Prof. Dr. Udo Steiner (left), former judge at the German Federal Constitutional Court, and Desanka Lopičić, President of the Constitutional Court of Montenegro
Group photo of all the participants in the conference
From 11 to 13 October 2016, the regional conference on “The constitutional protection of property rights” was held in Vdrnik, Serbia. Representatives from the Constitutional Courts of Bosnia and Herzegovina, Croatia and Montenegro also attended the conference.
The regional constitutional conference is part of the continuing, traditional and successful collaboration with the Serbian Constitutional Court. In her welcoming speech, the President of the Constitutional Court of Serbia, Vesna Ilić Prelić, was full of praise for this friendly cooperation, which has become more than just a partnership.
All the former Yugoslavian states have been through and are still going through the same legal transformation processes. The objective of the conference was therefore to encourage the exchange of experiences between the constitutional courts and to discuss how to deal with the constitutional right to property, especially in times of national and social upheaval. This applies in particular to the transition from socialism to a market economy.
The following presented country reports from their own constitutional courts:
Predrag Ćetković, Constitutional Judge, Serbia,
Dr. sc. Mato Arlović, Constitutional Judge, Croatia,
Mato Tadić, Constitutional Judge, Bosnia and Herzegovina and
Aleksandra Martinović, President of the Constitutional Court, Federation of Bosnia and Herzegovina.
Representing Germany at the conference, Prof. Dr. Udo Steiner, a former judge at the German Federal Constitutional Court from the University of Regensburg, talked to participants about German experiences after reunification and the related legal challenges, as well as the relationship between the German Federal Constitutional Court and the European Court of Human Rights.
The event provided additional proof of the importance of sharing and exchanging experiences and dialogue when it comes to the successful legal transformation of the former Yugoslavian states.
Ambassador Axel Dittmann during his welcome speech
A view of the meeting room
Participants chat during the coffee break, with views over the city of Belgrade in the background

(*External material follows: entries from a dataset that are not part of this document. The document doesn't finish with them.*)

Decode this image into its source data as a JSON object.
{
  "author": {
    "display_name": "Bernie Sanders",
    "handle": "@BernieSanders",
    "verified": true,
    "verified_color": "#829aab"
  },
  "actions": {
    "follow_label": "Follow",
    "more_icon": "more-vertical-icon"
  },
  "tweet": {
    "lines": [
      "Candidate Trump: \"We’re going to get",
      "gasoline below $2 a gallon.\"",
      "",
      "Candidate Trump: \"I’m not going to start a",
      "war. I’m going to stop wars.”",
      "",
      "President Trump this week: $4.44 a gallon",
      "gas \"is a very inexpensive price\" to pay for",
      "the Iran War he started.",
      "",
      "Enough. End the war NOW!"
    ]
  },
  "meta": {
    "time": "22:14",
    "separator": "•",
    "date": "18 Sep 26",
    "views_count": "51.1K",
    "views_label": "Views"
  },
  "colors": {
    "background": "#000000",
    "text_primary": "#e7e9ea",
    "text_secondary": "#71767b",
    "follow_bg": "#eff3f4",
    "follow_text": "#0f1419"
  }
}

A conference on “The role of judges and freedom of speech” was held on 27 September 2016 in Belgrade. The conference was organised jointly by the Judges’ Association of Serbia, the German Association of Judges and the IRZ. The event enabled the exchange of experiences across national borders between judges from Montenegro, as well as from Germany and Serbia.
In his opening speech, German ambassador Axel Dittmann pointed out the importance of the justice system and of an independent judiciary for preparing Serbia’s entry to the EU.

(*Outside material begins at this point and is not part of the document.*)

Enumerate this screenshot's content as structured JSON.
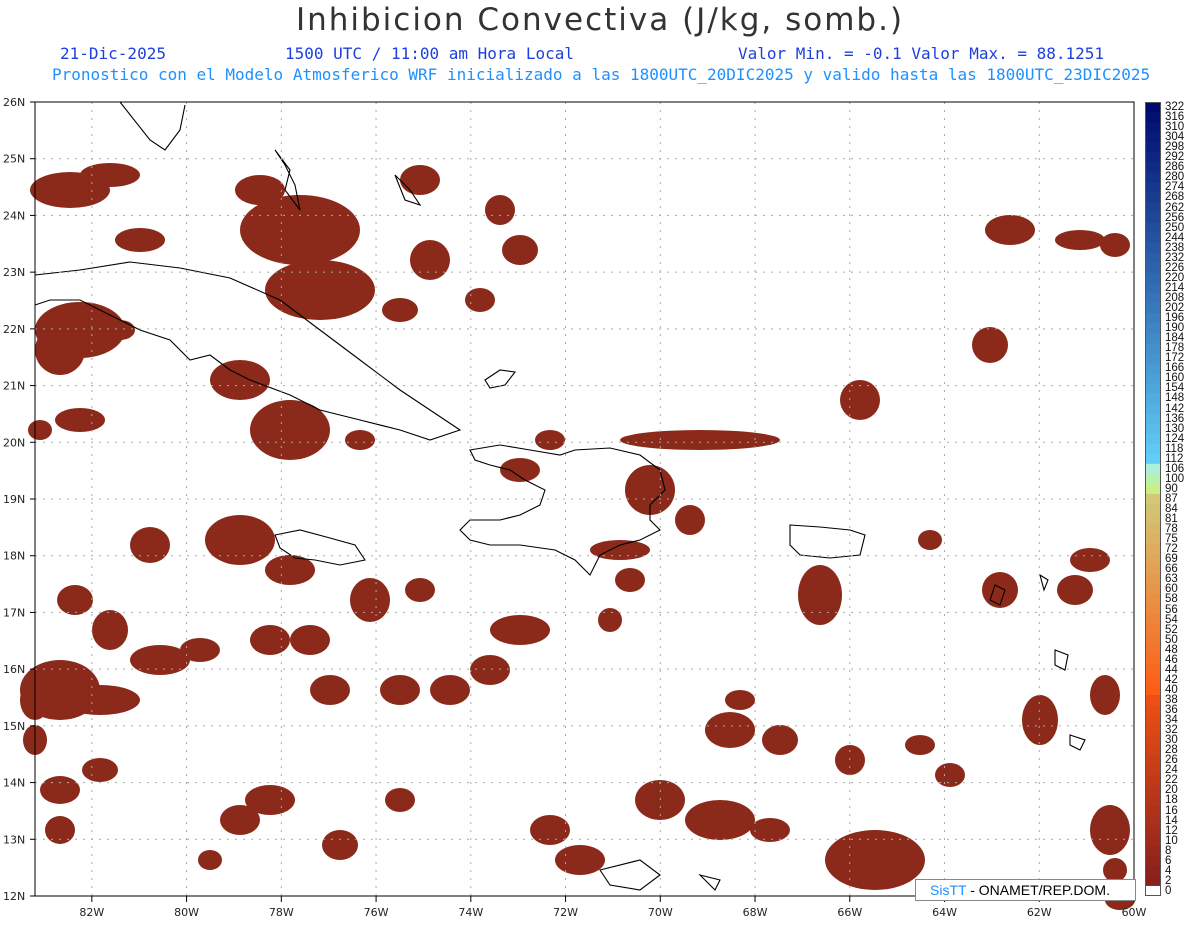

The President of the Judges’ Association of Serbia, Dragana Boljevic, also spoke at the well-attended conference. Other speakers were Andrea Titz, a judge at the higher regional court of Munich, and Elisabeth Kreth, a judge at the finance court of Hamburg, both of whom are members of the German Association of Judges. During the intense discussions following the presentations, issues concerning the ability of judges to give their opinions in public were discussed, as well as the media coverage of how they perform their duties and of the justice system as a whole.
One of the participating judges said that Germany and Serbia are like living in “two different worlds” For example, Serbian judges are not allowed to belong to political parties. Others also reported critical and even slanderous media reports on judges, which went as far as accusations of the judges concerned being on defendants’ payrolls, which would be completely unthinkable in this form in Germany.

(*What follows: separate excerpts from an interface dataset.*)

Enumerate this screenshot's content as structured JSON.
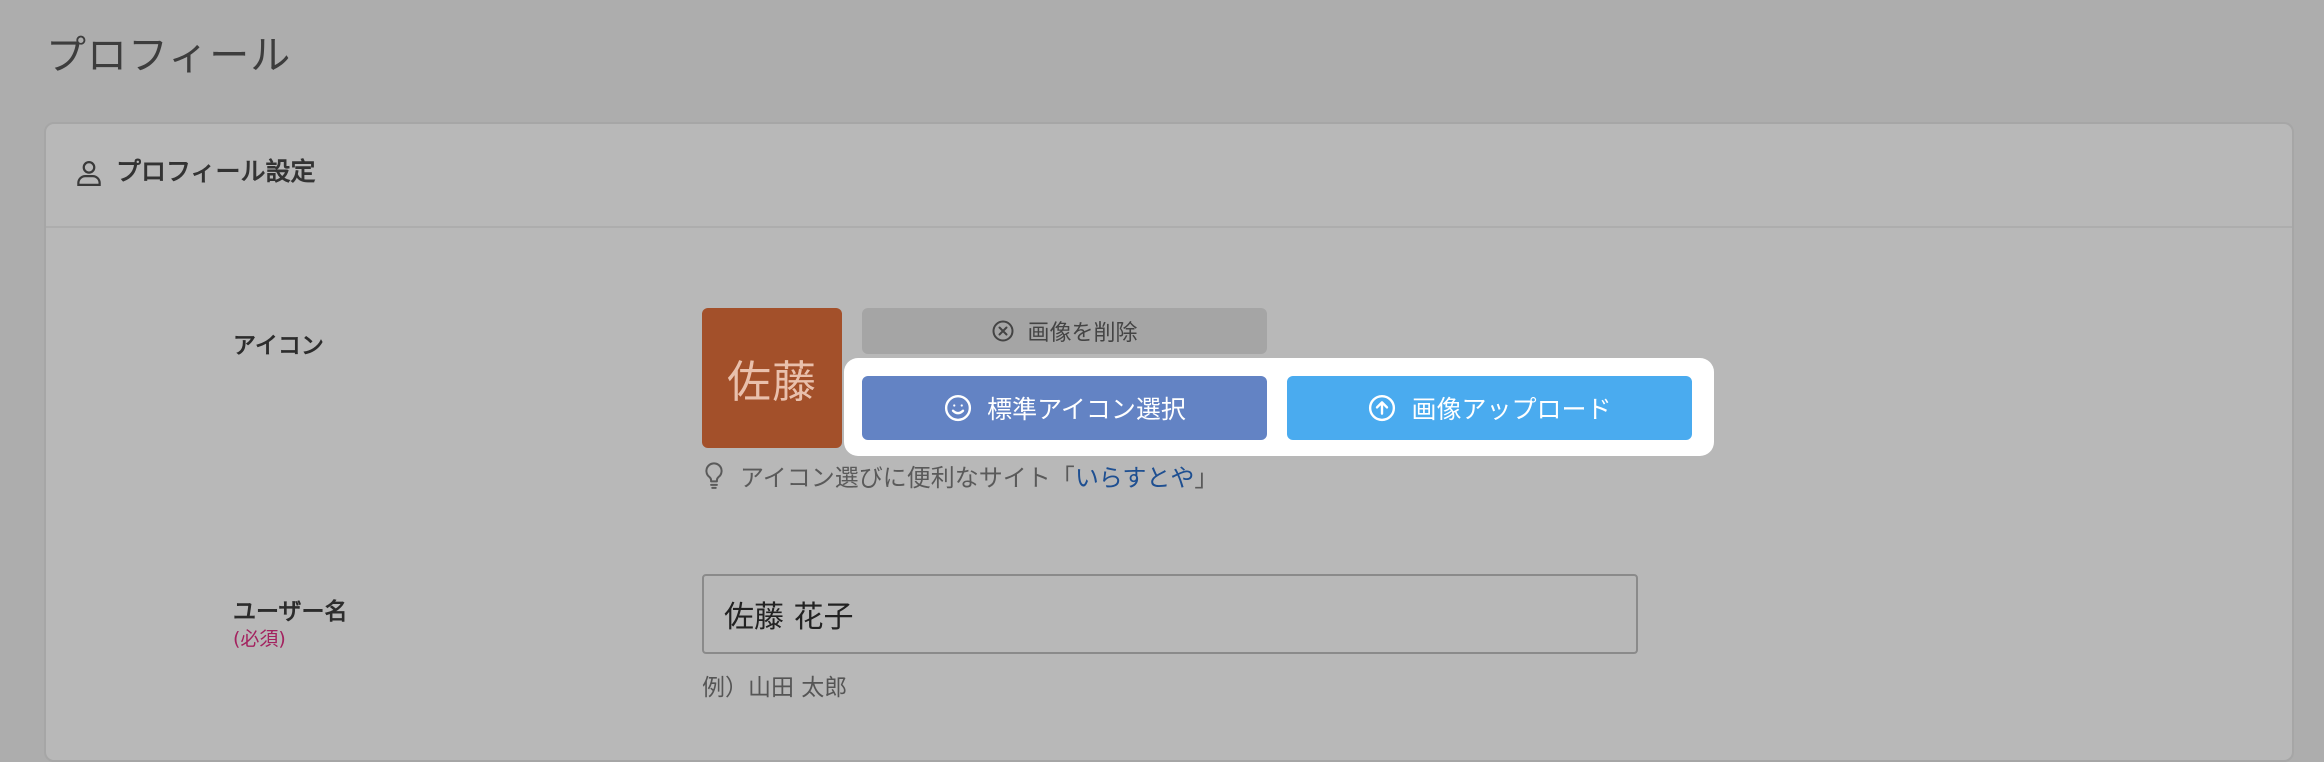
{
  "page": {
    "title": "プロフィール"
  },
  "card": {
    "header_title": "プロフィール設定"
  },
  "icon_field": {
    "label": "アイコン",
    "avatar_text": "佐藤",
    "delete_button": "画像を削除",
    "standard_icon_button": "標準アイコン選択",
    "upload_button": "画像アップロード",
    "hint_prefix": "アイコン選びに便利なサイト「",
    "hint_link": "いらすとや",
    "hint_suffix": "」"
  },
  "username_field": {
    "label": "ユーザー名",
    "required": "(必須)",
    "value": "佐藤 花子",
    "example": "例）山田 太郎"
  },
  "icons": {
    "header": "user-icon",
    "delete": "circle-x-icon",
    "standard": "smiley-icon",
    "upload": "circle-arrow-up-icon",
    "hint": "lightbulb-icon"
  },
  "colors": {
    "avatar_bg": "#a3502a",
    "standard_button": "#6383c4",
    "upload_button": "#4aabef",
    "required": "#a3225f",
    "link": "#1e4f91"
  }
}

It is precisely these contrasting situations, however, that show that gearing legal regulations and even standard practices towards the German model could make perfect sense for Serbia and other states in the region in order to resolve existing irregularities.
Since journalists also took part in this event, it was an occasion for direct discussions to take place between representatives of the justice system and the media, which is otherwise rare in the region.